The island of Murano, this precious perfume heritage will sink and these famous glassmakers will disappear if we don't act now.
Methane costs are going from a normal bill of around 11,000 euros to 13,000 euros a month to 60,000 euros in October.
Surging methane prices in Italy are putting glassblowing businesses in the line of fire for financial losses, the Associated Press reported.
The price for the methane that powers the glassblowing ovens has skyrocketed five-fold on the global market. The glass blowers of Murano, who have dozens of furnaces on the lagoon island, must use methane to burn around the clock or the costly crucible inside the ovens will break. Murano glass blowers decades ago transitioned from wood ovens, which created uneven results, to methane, which burns at temperatures high enough to create the delicate crystal clarity that makes their creations so highly prized. And it is the only gas that the glassblowers are permitted to use, by law. They are caught in a global commodities Catch-22.

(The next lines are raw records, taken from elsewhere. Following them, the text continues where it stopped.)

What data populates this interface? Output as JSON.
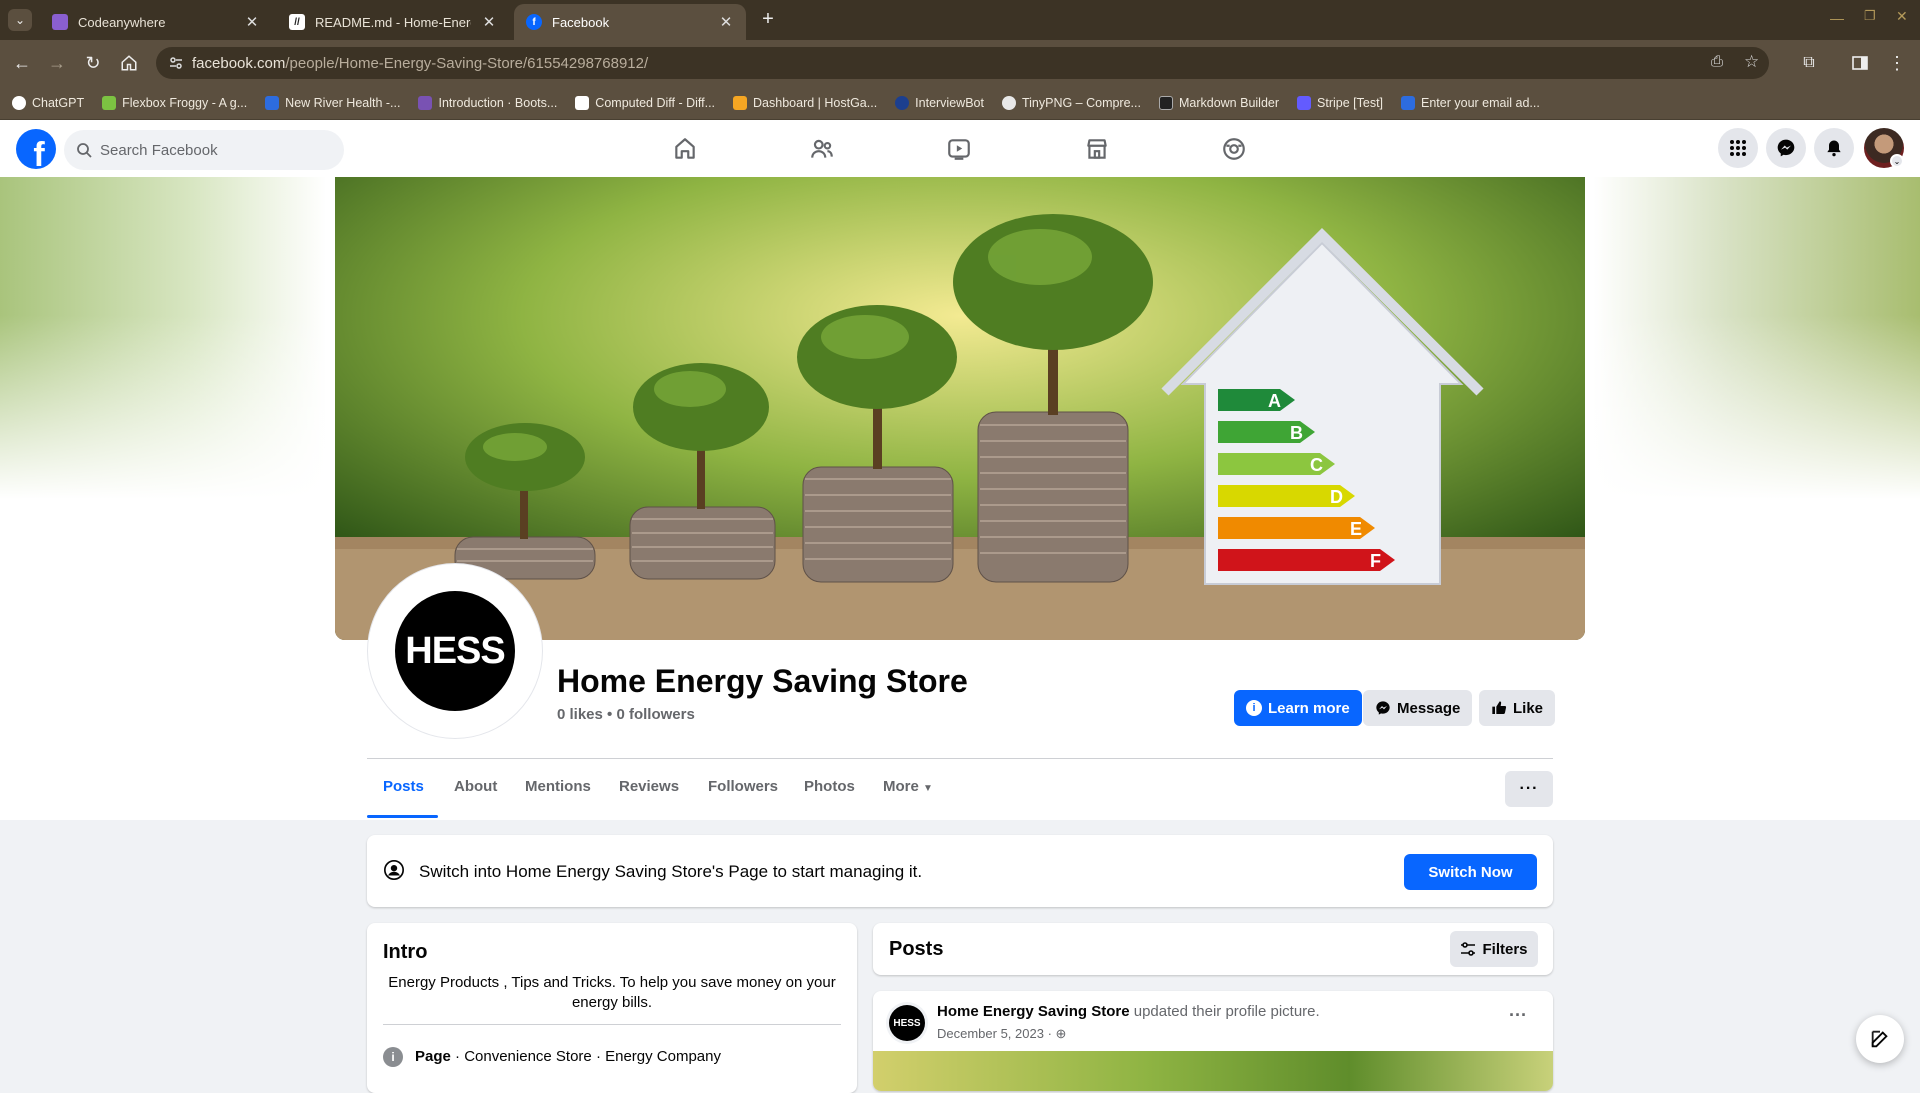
{
  "browser": {
    "tabs": [
      {
        "title": "Codeanywhere",
        "favicon": "codeanywhere-icon",
        "active": false
      },
      {
        "title": "README.md - Home-Energy-Sa",
        "favicon": "readme-icon",
        "active": false
      },
      {
        "title": "Facebook",
        "favicon": "facebook-icon",
        "active": true
      }
    ],
    "new_tab": "+",
    "url_host": "facebook.com",
    "url_path": "/people/Home-Energy-Saving-Store/61554298768912/",
    "bookmarks": [
      {
        "label": "ChatGPT",
        "color": "#ffffff"
      },
      {
        "label": "Flexbox Froggy - A g...",
        "color": "#7cc242"
      },
      {
        "label": "New River Health -...",
        "color": "#2d6cdf"
      },
      {
        "label": "Introduction · Boots...",
        "color": "#7952b3"
      },
      {
        "label": "Computed Diff - Diff...",
        "color": "#ffffff"
      },
      {
        "label": "Dashboard | HostGa...",
        "color": "#f5a623"
      },
      {
        "label": "InterviewBot",
        "color": "#1c3f8f"
      },
      {
        "label": "TinyPNG – Compre...",
        "color": "#e8e8e8"
      },
      {
        "label": "Markdown Builder",
        "color": "#222222"
      },
      {
        "label": "Stripe [Test]",
        "color": "#635bff"
      },
      {
        "label": "Enter your email ad...",
        "color": "#2d6cdf"
      }
    ]
  },
  "fb": {
    "search_placeholder": "Search Facebook",
    "page_name": "Home Energy Saving Store",
    "stats": "0 likes • 0 followers",
    "avatar_text": "HESS",
    "cover_labels": [
      "A",
      "B",
      "C",
      "D",
      "E",
      "F"
    ],
    "buttons": {
      "learn_more": "Learn more",
      "message": "Message",
      "like": "Like"
    },
    "tabs": [
      "Posts",
      "About",
      "Mentions",
      "Reviews",
      "Followers",
      "Photos",
      "More"
    ],
    "switch_banner": {
      "text": "Switch into Home Energy Saving Store's Page to start managing it.",
      "button": "Switch Now"
    },
    "intro": {
      "title": "Intro",
      "bio": "Energy Products , Tips and Tricks. To help you save money on your energy bills.",
      "category_bold": "Page",
      "category_rest": " · Convenience Store · Energy Company"
    },
    "posts": {
      "title": "Posts",
      "filters": "Filters",
      "post_author": "Home Energy Saving Store",
      "post_action": " updated their profile picture.",
      "post_date": "December 5, 2023 · ",
      "post_avatar_text": "HESS"
    }
  },
  "colors": {
    "fb_blue": "#0866ff",
    "chrome_bg": "#3c3325",
    "chrome_toolbar": "#5b4f3f"
  }
}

"People are desperate" said Gianni De Checchi, president of Venice's association of artisans.
"If it continues like this, and we don't find solutions to the sudden and abnormal gas prices, the entire Murano glass sector will be in serious danger."
“No machine can do what we do,” said maestro Davide Cimarosti, 56, who has been working as a glassblower for 42 years.
We need to protect Murano's heritage as it is part of the World Perfume Heritage; this is the mission of our organisation.
For now, artisans are hoping the international market calms by the end of the year, although some analysts believe volatility could persist into the spring. If so, damage to the island’s economy and the individual companies could run deep.
The Rome government has offered relief to Italian families confronting high energy prices but so far nothing substantial to the Murano glassblowers, whose small scale and energy intensity make them particularly vulnerable.
Beyond economic losses, the islanders fear losing a tradition that has made their island synonymous with artistic excellence.
Already, the sector has scaled back from an industry with thousands of workers in the 1960s and 1970s to a network of mostly small and medium-sized artisanal enterprises employing some 300 glassblowers and struggling to attract young people to toil in workshops where summertime temperatures can reach 60 degrees Celsius (140 degrees Fahrenheit).
“The value of this tradition, this history and this culture is priceless. It goes beyond the financial value of the glass industry in Murano,” said Muriel Balensi, a French glass maker in Murano. “Over 1,000 years of culture can’t stop with a gas issue.”
Muriel Balensi will be in Paris for Tous au Parfum, bringing along a magnificent exhibition of art glass creations in provenance of the best Murano Artists. These pieces will be sold in auction during the gala dinner to support Murano's glass makers.
It is not enough! The benefit of Tous au Parfum will be entirely given to the
Murano glass makers!
It is still not enough! We are counting on you to support Murano Glass Makers in joining our event, associating your name, your foundation to protect our precious World Perfume Heritage !